I had the opportunity to visit the London Temple one last time before leaving England, and while there, the primal commandment to “multiply and replenish” caught my attention within the context of a recent conversation referenced in an earlier post. As a Latter-day Saint, I believe this commandment was given to all, and I take it quite seriously.
Yet I was given pause to consider: what does this commandment mean for the period of time a Latter-day Saint is unable, for one reason or another—perhaps due to being unmarried as I was for 29 years, or an inability to conceive—to fulfill it in the traditional sense, through the bearing and rearing children? Is the commandment to “multiply and replenish” still in force?
I believe that it is. Single or married, barren or still trying, the command to multiply and replenish is God-given. I believe it requires creativity and quiet reflection in working out how we are to comply given non-traditional circumstances.
Yet philosophy aside, how does one multiply in real time, if not through bearing children? One might say that procreating is a way to replicate a better version of ourselves—to expound and share our talents by cultivating them (to the exclusion of our genetic weaknesses) in our children. For those not blessed, or not blessed right now, with children, one might consider other ways to re-create and replicate the best within us. What is that thing that we do best? How can we create or shape persons—real or corporate—such that the best within us lasts beyond our short time on earth?
Then there is the concept of replenishing, or restoring that which we consume. How does one create and share the best within oneself such that the creations proliferate in all dimensions – both temporally and spatially? How does one produce more than one consumes professionally, emotionally, financially, and otherwise?

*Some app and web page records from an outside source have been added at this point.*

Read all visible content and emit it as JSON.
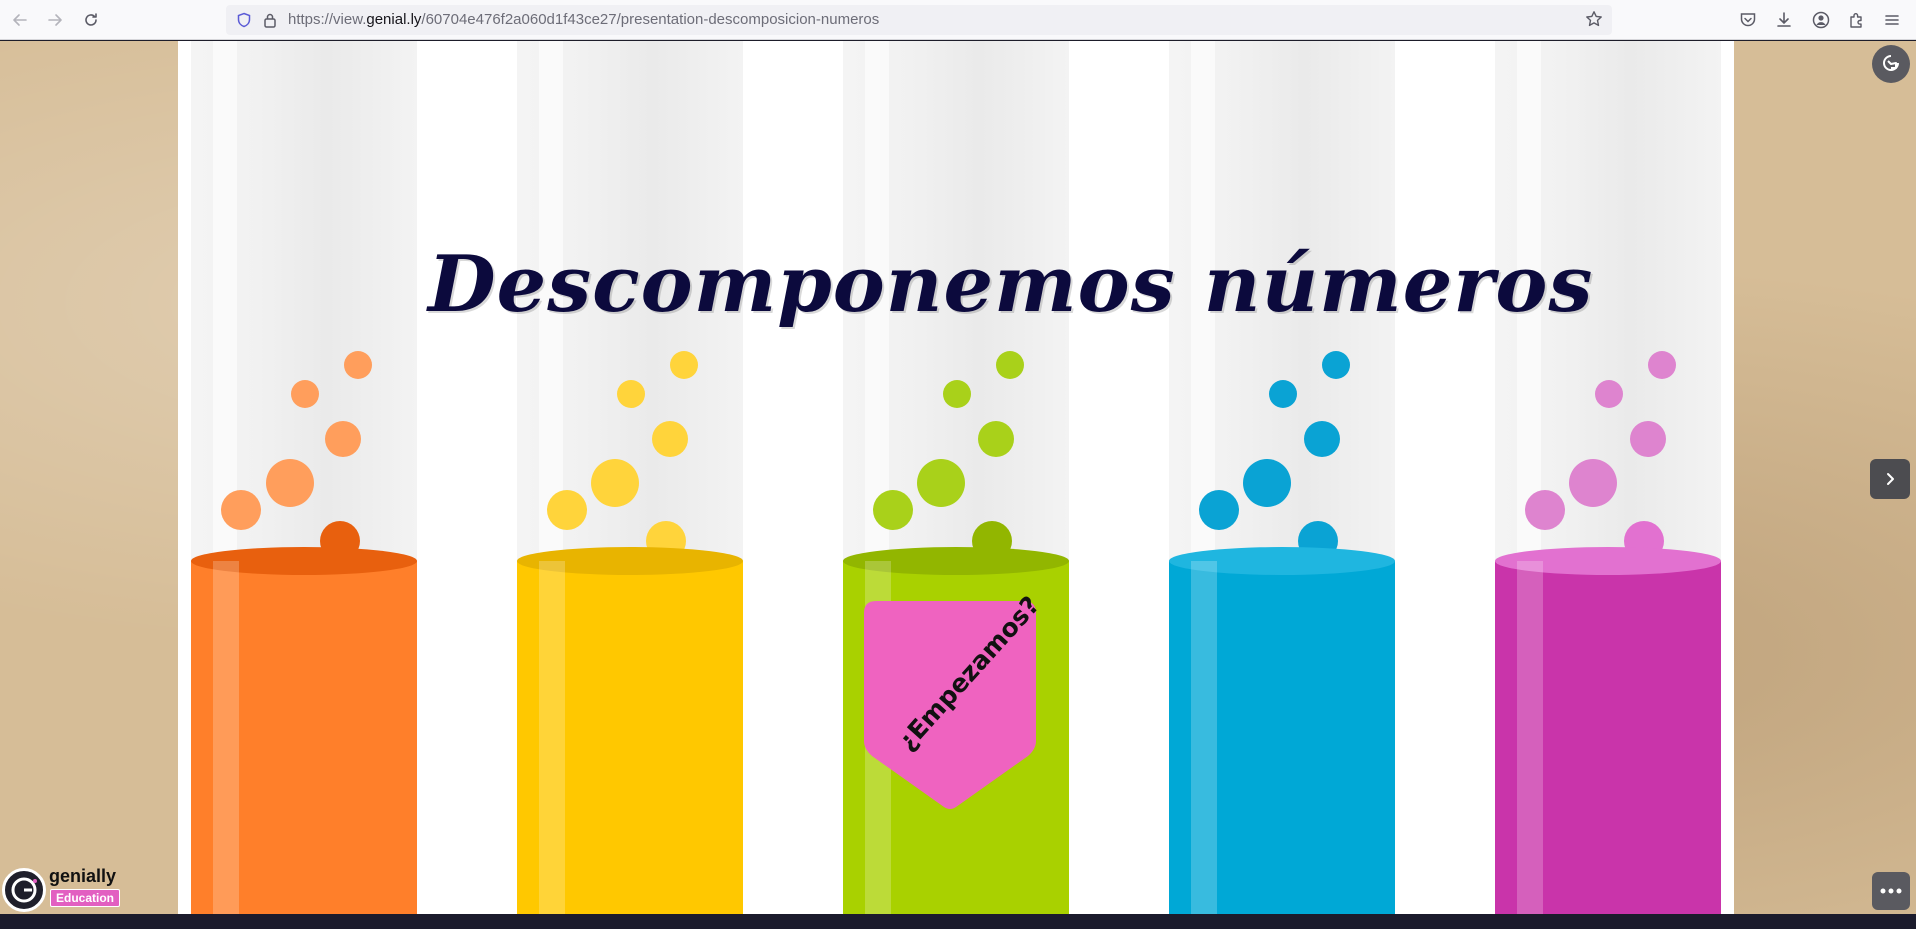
{
  "browser": {
    "url_prefix": "https://view.",
    "url_host": "genial.ly",
    "url_path": "/60704e476f2a060d1f43ce27/presentation-descomposicion-numeros"
  },
  "slide": {
    "title": "Descomponemos números",
    "start_label": "¿Empezamos?",
    "tubes": [
      {
        "name": "orange",
        "liquid_color": "#ff7f2a",
        "top_color": "#e8600e",
        "bubble_color": "#ff9e5c"
      },
      {
        "name": "yellow",
        "liquid_color": "#ffc800",
        "top_color": "#e8b400",
        "bubble_color": "#ffd43b"
      },
      {
        "name": "green",
        "liquid_color": "#a9d100",
        "top_color": "#92b600",
        "bubble_color": "#a9d11a"
      },
      {
        "name": "blue",
        "liquid_color": "#00a8d6",
        "top_color": "#1fb6e0",
        "bubble_color": "#0aa3d4"
      },
      {
        "name": "pink",
        "liquid_color": "#c934aa",
        "top_color": "#e271d0",
        "bubble_color": "#de84cf"
      }
    ],
    "tag_color": "#ef63c0"
  },
  "genially": {
    "brand": "genially",
    "edition": "Education"
  },
  "icons": {
    "back": "arrow-left-icon",
    "forward": "arrow-right-icon",
    "reload": "reload-icon",
    "shield": "shield-icon",
    "lock": "lock-icon",
    "star": "star-icon",
    "pocket": "pocket-icon",
    "download": "download-icon",
    "account": "account-icon",
    "extensions": "puzzle-icon",
    "menu": "hamburger-menu-icon",
    "fullscreen": "fullscreen-icon",
    "next": "chevron-right-icon",
    "more": "more-dots-icon"
  }
}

Just a few questions I have been pondering for the last couple of weeks as I start a new chapter in my life and seek to begin creating anew.